of their language either. (88)
Saba Vasefi’s poem, ‘Student Day’, is accompanied by a rendition in the Farsi script on the following page. Unfortunately, the inclusion of the latter by the co-editors is probably an act of over-reach, alienating rather than engaging the reader and denying them a means to appreciate the sonorous textures of language generally, something educing the possibilities of words for performance on the page, which is, in turn, an essential premise of Solid Air.
That the anthology should include singer-songwriters rests less on the achievements of Bob Dylan, than with the ability of songs to provide, as Mark Mordue said in Meanjin: ‘alternative visions of the country that are buried, private, rejected.’ [iii]
Perhaps, a salient example of this is Courtney Barnett’s sardonic take on the real estate market, with ‘Depreston’:
It’s got a lovely garden, a garage for two cars to park in
Or a lot of room for storage if you’ve just got one
And it’s going pretty cheap you say, well it’s a deceased estate
Aren’t the pressed metal ceilings great?
Then I see a handrail in the shower, a collection of those canisters for
coffee, tea and flour
And a photo of a young man in a van in Vietnam
And I can’t think of floorboards anymore, whether the front room faces
south or north
And I wonder what she bought it for
If you’ve got a spare half a million
You could knock it down and start rebuildin’ (18)
The darkness in the anthology has been balanced by the co-editors by choosing a lot of humorous pieces, including work by Pi O, Quinn Eades and Ben Frater. Their inclusion creates a sense of wholeness about the performance writing scene. Not all of it quite fits, though, with The Bedroom Philosopher’s ‘In my day (Nan)’, seemingly too reliant on a tired, ‘back in my day’ gag that seems at odds with the general tenor of the collection. Ironically, something more like his ‘hit’ song ‘I’m So Postmodern’ probably would have fitted better. The similar ‘Old Guys’ by Max Ryan, with its self-depreciating twist, is arguably a more apposite selection.
Overall, Solid Air manages to capture a distinctly energetic atmosphere encompassing the performance writing scene. In capturing the diversity of talent, and especially by bringing it to the page, the anthology has demonstrated the wide possibilities of performance poetry and what it shares with the work of print-only writers.

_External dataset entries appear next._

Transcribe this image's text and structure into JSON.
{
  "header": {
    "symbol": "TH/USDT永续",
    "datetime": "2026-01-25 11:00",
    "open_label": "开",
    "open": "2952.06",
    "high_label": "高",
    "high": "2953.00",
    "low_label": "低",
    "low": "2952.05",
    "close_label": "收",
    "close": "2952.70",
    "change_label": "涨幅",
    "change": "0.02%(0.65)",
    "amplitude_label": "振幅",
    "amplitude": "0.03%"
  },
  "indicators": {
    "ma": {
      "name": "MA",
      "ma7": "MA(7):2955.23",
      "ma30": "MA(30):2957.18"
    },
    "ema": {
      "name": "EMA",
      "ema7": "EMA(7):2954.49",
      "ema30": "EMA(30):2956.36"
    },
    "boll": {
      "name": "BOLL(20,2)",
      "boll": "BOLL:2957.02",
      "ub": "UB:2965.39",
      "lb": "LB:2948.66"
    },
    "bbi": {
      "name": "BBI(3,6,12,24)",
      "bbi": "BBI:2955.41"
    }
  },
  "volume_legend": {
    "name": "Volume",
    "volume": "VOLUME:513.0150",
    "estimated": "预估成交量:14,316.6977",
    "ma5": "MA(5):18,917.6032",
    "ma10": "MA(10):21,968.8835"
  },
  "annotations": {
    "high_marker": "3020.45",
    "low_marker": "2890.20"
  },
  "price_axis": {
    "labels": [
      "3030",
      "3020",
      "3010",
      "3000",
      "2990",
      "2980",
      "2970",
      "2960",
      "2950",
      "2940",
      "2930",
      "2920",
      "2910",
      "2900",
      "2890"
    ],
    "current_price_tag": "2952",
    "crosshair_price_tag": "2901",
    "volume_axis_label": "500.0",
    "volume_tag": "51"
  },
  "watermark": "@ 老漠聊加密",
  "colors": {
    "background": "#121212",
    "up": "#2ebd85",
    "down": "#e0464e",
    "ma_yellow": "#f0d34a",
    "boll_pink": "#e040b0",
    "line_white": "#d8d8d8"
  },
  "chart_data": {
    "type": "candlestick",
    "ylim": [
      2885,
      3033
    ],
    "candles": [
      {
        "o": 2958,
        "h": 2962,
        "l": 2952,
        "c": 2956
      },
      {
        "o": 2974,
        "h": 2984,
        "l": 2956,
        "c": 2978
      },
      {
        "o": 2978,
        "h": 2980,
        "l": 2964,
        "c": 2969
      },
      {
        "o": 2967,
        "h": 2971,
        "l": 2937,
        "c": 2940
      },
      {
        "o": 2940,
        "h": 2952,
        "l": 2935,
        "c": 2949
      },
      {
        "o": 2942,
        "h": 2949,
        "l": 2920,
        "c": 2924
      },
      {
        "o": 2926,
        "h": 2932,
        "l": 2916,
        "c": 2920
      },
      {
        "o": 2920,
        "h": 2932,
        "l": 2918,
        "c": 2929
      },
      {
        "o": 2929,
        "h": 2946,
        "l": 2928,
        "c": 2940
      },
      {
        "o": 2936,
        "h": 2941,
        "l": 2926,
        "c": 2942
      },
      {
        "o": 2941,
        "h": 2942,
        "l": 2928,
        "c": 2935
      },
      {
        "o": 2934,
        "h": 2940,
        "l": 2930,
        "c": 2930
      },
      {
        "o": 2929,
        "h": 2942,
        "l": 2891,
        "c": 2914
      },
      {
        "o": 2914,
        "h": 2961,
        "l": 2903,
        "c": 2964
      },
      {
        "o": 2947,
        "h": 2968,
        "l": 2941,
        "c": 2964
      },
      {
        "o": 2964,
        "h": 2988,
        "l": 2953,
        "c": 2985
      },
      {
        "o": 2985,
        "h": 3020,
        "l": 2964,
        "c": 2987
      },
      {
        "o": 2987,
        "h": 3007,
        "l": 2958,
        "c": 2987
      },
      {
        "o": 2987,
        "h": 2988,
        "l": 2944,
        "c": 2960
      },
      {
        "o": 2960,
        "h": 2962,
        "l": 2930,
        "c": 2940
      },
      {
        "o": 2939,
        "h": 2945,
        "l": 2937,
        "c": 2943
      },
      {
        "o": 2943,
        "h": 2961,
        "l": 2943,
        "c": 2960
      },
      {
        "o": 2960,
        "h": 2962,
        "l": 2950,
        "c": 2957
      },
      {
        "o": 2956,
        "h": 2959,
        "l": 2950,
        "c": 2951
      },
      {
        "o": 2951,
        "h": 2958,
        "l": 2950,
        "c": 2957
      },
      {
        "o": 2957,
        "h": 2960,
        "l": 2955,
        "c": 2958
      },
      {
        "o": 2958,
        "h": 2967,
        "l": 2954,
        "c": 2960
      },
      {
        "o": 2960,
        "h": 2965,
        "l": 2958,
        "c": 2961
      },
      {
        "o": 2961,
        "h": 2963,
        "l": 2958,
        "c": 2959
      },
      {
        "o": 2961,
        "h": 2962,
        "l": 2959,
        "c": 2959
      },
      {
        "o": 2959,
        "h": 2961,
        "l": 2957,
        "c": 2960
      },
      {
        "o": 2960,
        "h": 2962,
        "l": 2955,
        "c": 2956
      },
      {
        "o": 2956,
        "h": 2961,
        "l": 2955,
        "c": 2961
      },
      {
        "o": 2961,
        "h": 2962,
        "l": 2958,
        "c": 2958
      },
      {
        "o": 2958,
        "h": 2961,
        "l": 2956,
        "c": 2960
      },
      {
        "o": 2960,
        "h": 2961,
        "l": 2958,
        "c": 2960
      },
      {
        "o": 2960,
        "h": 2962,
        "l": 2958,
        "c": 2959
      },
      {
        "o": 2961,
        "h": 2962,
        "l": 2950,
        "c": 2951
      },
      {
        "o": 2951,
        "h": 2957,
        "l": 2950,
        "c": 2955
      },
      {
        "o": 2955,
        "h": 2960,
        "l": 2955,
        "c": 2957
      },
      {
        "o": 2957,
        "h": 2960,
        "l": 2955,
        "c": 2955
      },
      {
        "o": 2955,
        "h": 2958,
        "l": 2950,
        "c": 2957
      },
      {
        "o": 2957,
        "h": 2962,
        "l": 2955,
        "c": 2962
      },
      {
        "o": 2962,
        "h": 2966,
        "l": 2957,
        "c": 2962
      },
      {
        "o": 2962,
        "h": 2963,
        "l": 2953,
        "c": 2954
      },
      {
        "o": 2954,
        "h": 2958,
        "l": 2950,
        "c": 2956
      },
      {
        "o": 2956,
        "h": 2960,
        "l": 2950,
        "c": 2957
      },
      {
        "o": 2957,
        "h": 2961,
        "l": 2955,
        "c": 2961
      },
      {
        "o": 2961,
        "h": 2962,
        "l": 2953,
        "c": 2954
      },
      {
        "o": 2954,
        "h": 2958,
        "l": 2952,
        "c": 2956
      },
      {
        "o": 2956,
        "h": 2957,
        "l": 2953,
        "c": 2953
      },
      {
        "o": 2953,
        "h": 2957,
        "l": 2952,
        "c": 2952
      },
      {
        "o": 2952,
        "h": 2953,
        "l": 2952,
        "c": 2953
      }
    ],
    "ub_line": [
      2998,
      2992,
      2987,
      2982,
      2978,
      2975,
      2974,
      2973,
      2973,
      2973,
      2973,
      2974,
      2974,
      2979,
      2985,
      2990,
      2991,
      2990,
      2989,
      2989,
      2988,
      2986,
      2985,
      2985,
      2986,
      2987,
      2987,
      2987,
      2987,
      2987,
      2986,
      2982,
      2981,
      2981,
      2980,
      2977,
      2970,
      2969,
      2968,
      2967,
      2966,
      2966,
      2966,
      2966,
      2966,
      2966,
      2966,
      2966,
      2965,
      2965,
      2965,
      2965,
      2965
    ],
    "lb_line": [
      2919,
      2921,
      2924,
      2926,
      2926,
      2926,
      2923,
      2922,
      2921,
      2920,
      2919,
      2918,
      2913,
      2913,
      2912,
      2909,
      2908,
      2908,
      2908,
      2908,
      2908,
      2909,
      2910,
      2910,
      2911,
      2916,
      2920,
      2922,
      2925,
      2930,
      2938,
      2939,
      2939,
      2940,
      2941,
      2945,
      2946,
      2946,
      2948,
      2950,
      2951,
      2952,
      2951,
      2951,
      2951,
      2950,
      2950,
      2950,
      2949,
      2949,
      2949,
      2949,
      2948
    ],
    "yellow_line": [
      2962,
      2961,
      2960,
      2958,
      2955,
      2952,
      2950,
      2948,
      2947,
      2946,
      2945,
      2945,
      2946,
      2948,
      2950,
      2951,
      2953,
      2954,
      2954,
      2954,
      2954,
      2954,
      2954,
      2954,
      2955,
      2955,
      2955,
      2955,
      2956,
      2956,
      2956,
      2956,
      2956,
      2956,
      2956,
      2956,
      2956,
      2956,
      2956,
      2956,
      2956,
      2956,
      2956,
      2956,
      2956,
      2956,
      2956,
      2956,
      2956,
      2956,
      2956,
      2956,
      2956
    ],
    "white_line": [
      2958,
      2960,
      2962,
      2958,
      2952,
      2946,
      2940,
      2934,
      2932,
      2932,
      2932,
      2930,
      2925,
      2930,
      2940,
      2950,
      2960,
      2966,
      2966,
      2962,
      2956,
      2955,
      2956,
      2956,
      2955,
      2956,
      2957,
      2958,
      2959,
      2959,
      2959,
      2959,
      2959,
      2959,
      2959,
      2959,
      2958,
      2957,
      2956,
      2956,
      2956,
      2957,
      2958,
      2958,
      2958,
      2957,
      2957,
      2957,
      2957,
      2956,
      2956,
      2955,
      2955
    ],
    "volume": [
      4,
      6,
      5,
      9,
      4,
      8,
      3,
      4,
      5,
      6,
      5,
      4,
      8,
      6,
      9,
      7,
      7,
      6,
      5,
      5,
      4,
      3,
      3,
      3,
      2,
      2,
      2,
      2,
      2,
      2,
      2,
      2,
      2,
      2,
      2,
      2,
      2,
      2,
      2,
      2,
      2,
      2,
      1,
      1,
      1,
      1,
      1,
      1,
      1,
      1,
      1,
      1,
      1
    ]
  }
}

Perhaps another anthology might step back in time to include the work of late-eighties writers such as Kominos, Myron Lysenko and a younger Steven Herrick (pre-children’s writing). For now, though, what we have is something that is thick with anticipation for what will come next, something that fills the space between mouth and microphone as words are amplified and heard throughout an auditorium, something as thick as solid air.
[i] Barthes, Roland, ‘The Death of the Author’, originally in Aspen, 5-6 (1967), available at: http://www.ubu.com/aspen/aspen5and6/threeEssays.html#barthes
[ii] Christian, Barbara, The Race for Theory (Spring 1987). “The Race for Theory”. Cultural Critique. Minneapolis, Minnesota: University of Minnesota Press. The Nature and Context of Minority Discourse (6): 51–63.
[iii] Mordue, Mark, Meanjin Quarterly, Vol. 6, No. 3, (2006), p1. Mordue was guest editor for this edition: ‘Meanjin on Rock’n’Roll: All Yesterday’s Parties’.
David Stavanger and Anne Marie Te Whiu (eds.)
University of Queensland Press, 2019
Ben Hession is a writer based, in Wollongong, New South Wales. His poetry has been published in Eureka Street, the International Chinese Language Forum, the Cordite Poetry Review, Verity La, the Mascara Literary Review, Bluepepper, the Marrickville Pause, The Blue Nib and the Don Bank Live Poets anthology Can I Tell You A Secret? He has also reviewed poetry for Verity La and the Mascara Literary Review. Ben Hession is also a music journalist and is involved with community broadcasting. Find more from Ben on Facebook & Twitter.